When one attempts a pure oral biography of a private person, or of an artist whose public life and artistic life are quite separate, the chances for a wholly successful book are much more limited. Barry Gifford and Lawrence Lee’s Jack’s Book: An Oral Biography of Jack Kerouac (1978) has proved to be a very useful literary biography primarily because Jack Kerouac’s life was the substance of his fiction; to be able to read interviews with people who knew Kerouac is of great benefit to those who are interested in his work and his aesthetic use of the events and people of his life. Peter Brazeau’s serious and sincere effort to produce a pure oral biography of a poet such as Wallace Stevens, who kept his private life quite private and whose poetry grew very directly out of his life but was by no means a description of that life, must perforce result in a less immediately valuable book. The events, the opinions, the gossip, and the anecdotes are all in Brazeau’s book, but the most interesting and useful element of the book lies most often in what is not directly told, what is present in its absence: the life which the poet led on the page, alone with his readers, in the midst of the events chronicled in Brazeau’s book and, perhaps more accurately, in spite of those events.

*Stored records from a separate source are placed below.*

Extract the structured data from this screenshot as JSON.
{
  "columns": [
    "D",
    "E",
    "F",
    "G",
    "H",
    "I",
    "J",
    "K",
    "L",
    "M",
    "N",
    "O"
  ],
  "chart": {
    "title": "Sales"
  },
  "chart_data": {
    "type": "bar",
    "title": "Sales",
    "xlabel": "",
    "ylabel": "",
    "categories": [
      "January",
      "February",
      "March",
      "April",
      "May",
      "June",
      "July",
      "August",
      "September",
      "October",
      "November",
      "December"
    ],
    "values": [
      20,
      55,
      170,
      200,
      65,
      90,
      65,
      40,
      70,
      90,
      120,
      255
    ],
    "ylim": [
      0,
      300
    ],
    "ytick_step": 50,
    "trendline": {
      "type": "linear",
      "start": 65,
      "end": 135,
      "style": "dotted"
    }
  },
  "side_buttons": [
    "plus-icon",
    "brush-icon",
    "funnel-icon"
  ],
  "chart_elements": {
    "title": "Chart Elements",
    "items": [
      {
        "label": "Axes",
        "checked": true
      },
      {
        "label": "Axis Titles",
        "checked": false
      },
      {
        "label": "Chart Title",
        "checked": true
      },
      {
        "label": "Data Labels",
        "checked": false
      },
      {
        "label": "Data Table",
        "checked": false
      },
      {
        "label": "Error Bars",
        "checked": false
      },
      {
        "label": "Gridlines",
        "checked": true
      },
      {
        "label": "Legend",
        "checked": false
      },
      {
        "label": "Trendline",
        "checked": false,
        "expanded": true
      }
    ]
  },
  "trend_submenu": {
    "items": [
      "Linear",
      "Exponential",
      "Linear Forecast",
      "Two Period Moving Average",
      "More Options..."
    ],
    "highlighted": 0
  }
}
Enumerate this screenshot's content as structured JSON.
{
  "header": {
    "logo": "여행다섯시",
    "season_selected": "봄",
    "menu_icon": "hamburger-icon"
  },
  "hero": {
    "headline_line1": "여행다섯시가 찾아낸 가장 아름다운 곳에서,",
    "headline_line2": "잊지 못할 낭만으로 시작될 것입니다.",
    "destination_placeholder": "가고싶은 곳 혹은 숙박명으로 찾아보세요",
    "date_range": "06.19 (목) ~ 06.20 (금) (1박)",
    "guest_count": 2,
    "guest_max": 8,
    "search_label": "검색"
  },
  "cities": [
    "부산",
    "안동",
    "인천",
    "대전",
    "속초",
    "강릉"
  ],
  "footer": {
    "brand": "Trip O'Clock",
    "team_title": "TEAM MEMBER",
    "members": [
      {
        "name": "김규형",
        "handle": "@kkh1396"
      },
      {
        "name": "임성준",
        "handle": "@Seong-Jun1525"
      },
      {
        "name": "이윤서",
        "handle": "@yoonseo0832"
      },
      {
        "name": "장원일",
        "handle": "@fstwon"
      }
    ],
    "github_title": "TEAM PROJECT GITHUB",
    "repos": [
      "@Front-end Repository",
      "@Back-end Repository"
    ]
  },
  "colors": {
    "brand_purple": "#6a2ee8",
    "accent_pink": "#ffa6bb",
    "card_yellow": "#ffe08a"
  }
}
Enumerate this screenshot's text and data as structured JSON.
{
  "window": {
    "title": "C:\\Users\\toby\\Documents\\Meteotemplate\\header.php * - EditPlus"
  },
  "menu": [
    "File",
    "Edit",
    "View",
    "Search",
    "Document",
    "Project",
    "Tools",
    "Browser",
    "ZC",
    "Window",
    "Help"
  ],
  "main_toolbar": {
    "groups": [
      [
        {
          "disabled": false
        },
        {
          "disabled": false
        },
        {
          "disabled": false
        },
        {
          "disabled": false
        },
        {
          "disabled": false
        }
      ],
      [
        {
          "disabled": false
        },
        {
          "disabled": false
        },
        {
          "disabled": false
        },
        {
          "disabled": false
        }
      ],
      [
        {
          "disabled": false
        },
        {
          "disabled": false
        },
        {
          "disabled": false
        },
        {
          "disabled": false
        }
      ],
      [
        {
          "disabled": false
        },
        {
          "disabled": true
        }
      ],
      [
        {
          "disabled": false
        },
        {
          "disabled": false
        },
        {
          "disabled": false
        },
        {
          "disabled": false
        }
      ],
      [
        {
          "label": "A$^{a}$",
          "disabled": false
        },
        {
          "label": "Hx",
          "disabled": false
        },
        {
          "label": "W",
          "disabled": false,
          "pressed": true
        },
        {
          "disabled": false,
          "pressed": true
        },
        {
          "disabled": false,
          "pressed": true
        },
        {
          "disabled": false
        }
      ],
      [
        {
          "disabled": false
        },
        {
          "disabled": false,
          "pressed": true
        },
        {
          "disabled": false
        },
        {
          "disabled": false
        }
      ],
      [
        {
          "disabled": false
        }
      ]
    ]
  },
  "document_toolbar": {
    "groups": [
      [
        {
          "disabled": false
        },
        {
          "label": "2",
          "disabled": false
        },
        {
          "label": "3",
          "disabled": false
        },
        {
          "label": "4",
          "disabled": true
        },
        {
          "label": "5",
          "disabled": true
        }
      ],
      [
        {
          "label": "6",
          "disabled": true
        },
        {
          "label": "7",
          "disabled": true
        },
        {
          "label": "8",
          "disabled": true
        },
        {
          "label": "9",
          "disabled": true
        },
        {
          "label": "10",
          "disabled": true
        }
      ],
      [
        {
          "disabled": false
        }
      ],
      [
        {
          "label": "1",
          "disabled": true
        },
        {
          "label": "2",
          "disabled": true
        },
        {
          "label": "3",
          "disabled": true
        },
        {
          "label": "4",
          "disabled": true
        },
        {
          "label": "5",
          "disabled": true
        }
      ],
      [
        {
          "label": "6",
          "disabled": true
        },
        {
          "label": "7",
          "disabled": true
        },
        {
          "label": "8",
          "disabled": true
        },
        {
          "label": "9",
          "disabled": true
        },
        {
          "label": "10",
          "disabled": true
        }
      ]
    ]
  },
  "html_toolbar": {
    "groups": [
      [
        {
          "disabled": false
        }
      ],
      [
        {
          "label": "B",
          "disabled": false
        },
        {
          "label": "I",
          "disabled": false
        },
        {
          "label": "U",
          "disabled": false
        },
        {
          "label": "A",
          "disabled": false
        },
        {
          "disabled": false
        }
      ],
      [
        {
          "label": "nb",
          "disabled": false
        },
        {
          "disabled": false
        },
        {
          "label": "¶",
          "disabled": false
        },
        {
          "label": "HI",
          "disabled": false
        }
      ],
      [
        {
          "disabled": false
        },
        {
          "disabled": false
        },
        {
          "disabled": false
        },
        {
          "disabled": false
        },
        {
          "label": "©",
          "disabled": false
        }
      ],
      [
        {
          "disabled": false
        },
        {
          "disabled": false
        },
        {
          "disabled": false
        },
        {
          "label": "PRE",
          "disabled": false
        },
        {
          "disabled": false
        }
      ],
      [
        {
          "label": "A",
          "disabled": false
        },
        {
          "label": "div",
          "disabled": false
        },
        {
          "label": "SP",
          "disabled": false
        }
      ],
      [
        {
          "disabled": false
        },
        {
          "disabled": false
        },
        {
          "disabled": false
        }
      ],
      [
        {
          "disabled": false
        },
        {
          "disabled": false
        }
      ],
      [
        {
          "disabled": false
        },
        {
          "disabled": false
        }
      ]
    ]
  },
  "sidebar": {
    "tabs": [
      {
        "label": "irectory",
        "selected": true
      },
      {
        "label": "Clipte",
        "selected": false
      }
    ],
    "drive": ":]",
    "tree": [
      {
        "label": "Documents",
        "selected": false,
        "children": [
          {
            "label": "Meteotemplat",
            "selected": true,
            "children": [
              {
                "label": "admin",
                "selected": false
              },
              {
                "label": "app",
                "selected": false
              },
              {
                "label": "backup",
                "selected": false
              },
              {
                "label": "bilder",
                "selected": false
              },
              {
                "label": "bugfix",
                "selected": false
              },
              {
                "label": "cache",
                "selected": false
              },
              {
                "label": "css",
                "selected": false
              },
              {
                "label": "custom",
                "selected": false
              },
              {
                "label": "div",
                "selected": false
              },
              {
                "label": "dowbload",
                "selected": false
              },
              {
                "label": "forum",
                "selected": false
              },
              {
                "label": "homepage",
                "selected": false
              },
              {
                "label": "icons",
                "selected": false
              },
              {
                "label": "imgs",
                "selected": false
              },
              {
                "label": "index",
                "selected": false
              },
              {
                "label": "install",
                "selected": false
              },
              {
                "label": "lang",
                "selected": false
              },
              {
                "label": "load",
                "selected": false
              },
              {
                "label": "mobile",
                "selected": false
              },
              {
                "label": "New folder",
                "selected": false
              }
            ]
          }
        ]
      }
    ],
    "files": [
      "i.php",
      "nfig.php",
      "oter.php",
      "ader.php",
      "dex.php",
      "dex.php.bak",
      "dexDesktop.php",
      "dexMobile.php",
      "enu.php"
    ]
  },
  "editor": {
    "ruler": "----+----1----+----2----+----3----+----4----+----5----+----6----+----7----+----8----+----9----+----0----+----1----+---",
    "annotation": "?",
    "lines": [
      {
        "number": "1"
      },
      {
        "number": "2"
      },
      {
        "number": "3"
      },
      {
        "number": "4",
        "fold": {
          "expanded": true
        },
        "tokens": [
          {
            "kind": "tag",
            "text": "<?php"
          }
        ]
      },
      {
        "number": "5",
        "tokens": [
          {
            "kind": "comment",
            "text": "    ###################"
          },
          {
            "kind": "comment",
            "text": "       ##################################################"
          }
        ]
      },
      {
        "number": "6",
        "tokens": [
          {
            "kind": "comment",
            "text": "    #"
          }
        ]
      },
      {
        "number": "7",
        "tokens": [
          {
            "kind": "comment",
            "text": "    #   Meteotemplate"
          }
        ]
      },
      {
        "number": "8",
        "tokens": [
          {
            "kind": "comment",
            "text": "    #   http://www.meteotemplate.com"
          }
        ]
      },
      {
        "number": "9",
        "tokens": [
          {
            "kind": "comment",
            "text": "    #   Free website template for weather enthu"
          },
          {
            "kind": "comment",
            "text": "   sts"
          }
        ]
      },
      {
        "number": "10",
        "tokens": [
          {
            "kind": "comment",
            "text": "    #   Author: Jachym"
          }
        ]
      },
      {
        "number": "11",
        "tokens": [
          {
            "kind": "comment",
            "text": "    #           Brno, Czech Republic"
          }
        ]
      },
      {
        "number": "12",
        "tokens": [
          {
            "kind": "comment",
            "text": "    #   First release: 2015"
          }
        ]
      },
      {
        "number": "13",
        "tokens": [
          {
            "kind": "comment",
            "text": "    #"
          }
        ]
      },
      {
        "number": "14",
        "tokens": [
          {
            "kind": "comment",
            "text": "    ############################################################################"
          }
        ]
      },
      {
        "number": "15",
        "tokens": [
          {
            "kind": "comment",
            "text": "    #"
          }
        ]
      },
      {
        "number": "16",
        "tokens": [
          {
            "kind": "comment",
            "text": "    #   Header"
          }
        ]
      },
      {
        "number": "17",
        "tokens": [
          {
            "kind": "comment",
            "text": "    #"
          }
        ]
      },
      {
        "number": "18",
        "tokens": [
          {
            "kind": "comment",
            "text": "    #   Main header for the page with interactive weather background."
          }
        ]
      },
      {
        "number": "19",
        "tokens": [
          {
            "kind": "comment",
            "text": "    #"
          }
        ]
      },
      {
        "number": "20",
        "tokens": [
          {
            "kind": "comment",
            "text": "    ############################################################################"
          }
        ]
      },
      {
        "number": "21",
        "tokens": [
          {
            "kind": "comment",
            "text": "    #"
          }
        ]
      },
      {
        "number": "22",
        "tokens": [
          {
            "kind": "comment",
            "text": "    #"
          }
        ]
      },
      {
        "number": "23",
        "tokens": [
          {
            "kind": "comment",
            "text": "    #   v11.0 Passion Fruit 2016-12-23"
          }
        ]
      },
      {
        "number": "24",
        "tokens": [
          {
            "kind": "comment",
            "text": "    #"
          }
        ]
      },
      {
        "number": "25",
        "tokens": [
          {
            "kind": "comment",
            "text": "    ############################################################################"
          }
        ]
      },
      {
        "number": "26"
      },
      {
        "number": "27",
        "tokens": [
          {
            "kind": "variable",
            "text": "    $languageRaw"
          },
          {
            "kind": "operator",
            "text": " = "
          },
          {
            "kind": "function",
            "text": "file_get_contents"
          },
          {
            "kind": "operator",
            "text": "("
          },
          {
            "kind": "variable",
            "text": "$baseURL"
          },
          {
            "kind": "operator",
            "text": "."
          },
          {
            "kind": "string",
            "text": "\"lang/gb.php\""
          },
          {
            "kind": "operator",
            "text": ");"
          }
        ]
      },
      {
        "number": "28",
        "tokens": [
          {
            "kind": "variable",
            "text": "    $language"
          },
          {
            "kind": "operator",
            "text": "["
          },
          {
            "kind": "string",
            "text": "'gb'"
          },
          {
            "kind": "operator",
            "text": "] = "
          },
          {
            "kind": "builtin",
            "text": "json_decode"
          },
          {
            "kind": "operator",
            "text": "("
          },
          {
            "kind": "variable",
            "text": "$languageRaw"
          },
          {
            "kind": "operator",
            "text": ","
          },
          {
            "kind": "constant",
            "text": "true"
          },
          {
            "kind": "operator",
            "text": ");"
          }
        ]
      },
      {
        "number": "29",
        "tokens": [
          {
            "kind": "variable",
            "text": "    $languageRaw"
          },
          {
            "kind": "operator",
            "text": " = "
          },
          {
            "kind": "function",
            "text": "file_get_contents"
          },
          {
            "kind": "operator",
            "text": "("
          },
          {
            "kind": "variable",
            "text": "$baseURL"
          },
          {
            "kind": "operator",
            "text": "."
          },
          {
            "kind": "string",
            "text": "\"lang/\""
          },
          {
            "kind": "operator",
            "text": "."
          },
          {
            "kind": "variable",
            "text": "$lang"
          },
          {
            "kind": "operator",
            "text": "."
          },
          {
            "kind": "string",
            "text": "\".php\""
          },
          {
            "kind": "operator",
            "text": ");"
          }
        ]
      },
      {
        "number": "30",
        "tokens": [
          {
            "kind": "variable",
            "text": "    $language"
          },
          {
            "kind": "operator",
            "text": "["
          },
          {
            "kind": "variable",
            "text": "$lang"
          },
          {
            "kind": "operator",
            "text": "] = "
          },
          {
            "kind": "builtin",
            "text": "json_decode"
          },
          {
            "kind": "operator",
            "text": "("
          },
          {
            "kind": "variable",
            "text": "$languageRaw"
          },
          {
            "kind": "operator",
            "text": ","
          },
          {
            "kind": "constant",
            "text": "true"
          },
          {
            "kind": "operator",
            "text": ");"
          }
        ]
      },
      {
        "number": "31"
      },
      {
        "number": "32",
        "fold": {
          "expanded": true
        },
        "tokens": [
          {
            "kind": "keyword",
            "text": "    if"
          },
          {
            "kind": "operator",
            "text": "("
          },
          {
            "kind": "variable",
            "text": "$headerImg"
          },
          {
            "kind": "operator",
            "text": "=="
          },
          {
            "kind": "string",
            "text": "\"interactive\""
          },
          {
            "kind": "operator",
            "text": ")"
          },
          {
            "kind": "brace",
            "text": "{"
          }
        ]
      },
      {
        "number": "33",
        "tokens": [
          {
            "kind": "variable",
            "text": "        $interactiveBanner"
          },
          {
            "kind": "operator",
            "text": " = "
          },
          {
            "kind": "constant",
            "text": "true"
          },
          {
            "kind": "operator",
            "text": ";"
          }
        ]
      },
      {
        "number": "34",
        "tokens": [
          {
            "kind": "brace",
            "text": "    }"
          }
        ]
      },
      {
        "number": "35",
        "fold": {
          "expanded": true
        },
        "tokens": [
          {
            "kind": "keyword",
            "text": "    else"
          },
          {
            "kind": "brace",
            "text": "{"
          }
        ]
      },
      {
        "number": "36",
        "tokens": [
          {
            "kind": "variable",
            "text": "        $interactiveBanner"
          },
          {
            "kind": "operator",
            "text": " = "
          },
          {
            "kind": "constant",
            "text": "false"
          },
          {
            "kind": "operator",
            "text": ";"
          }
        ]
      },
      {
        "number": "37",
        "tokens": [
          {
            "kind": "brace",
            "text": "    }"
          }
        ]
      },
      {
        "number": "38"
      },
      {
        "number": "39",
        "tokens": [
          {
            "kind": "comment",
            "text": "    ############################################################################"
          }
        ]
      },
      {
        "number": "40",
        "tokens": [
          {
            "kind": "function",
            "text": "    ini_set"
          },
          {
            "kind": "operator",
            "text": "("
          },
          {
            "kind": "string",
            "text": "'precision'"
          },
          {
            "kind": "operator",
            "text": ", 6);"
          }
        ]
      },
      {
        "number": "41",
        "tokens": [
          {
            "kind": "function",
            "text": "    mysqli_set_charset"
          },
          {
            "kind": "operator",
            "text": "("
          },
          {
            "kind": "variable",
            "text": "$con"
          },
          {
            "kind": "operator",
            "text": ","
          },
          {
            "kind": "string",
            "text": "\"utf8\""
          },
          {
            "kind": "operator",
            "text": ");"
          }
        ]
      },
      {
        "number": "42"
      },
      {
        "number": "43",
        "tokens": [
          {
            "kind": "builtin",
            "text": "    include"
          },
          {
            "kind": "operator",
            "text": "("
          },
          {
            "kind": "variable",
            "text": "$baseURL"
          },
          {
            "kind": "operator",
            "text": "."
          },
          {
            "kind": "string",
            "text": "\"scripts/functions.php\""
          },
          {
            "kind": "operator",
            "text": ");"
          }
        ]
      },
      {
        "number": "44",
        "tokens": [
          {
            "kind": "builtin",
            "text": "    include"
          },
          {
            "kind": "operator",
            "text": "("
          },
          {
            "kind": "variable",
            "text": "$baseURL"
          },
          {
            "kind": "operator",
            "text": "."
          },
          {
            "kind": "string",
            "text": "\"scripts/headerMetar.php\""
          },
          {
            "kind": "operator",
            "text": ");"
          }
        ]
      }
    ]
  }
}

This is not to suggest that Brazeau is unaware of the limitations of his approach or that he has done anything less than a thorough, workmanlike job. There are minor errors and curious lapses in his notes (for example, he either carelessly or coyly identifies Vladimir Nabokov in a photograph of the Henry Church circle at Ville d’Avray as “Nabokoff-Sirine”), but the bulk of the book is solid and absolutely trustworthy. In addition, the title, Parts of a World, is more than simply a clever borrowing of the title of one of Stevens’ books; it is a recognition that these interviews are only parts of a world—that, as Stevens put it in the first poem of his Parts of a World (1942), life “. . . is faster than the weather, faster than/ Any character. It is more than any scene. . . .// Piece the world together, boys, but not with your hands.”

Brazeau pieces Stevens’ world together as best he can in three sections, outlining Stevens’ identity as insurance man, as man of letters, and as family man. In each of these three sections, the central problem remains the same: that of the true poet’s isolation from and in a surrounding world that does not understand him or even want to understand him.

Charles O’Dowd, an underwriter with the Hartford Accident and Indemnity Company and Stevens’ business associate for many years, summed up Stevens’ relationship with him by saying, “I just took him as I found him. I tried to respect his wishes, but I used to let him have it just a little bit because he was just another damn poet. In my book, he wasn’t John Keats.” Others of Stevens’ business acquaintances may not have put it so bluntly, but most admit to understanding nothing that he wrote; one even suggests that his poetry was but another of his practical jokes, meaningless and intentionally so.

The family man faced the same misunderstanding and envious disrespect. John Sauer, Stevens’ nephew, tells of talking with Wallace’s brother John about his poetry and how John would “kind of joke about his brother the poet.” When The Man with the Blue Guitar was published in 1937, “John said, ’I can’t get any of this drivel.’ We’d always make a joke about it: ’This goddam poetry.’”

Even the man of letters in the society of his fellow poets faced the same sort of misunderstanding, ridiculed in this context not for being a poet, but for living and writing for the sake of the poetry itself...

(The entire section is 2198 words.)


(Literary Masterpieces, Volume 12)

Los Angeles Times Book Review. January 15, 1984, p. 10.

Nation. CCXXXVII, December 31, 1983, p. 701.

New Leader. LXVI, December 12, 1983, p. 10.

The New York Review of Books. XXX, November 24, 1983, p. 16.

The New York Times Book Review. LXXXVIII, November 20, 1983, p. 3.

Newsweek. CIII, February 6, 1984, p. 79.

Yale Review. LXXIII, Winter, 1984, p. 290.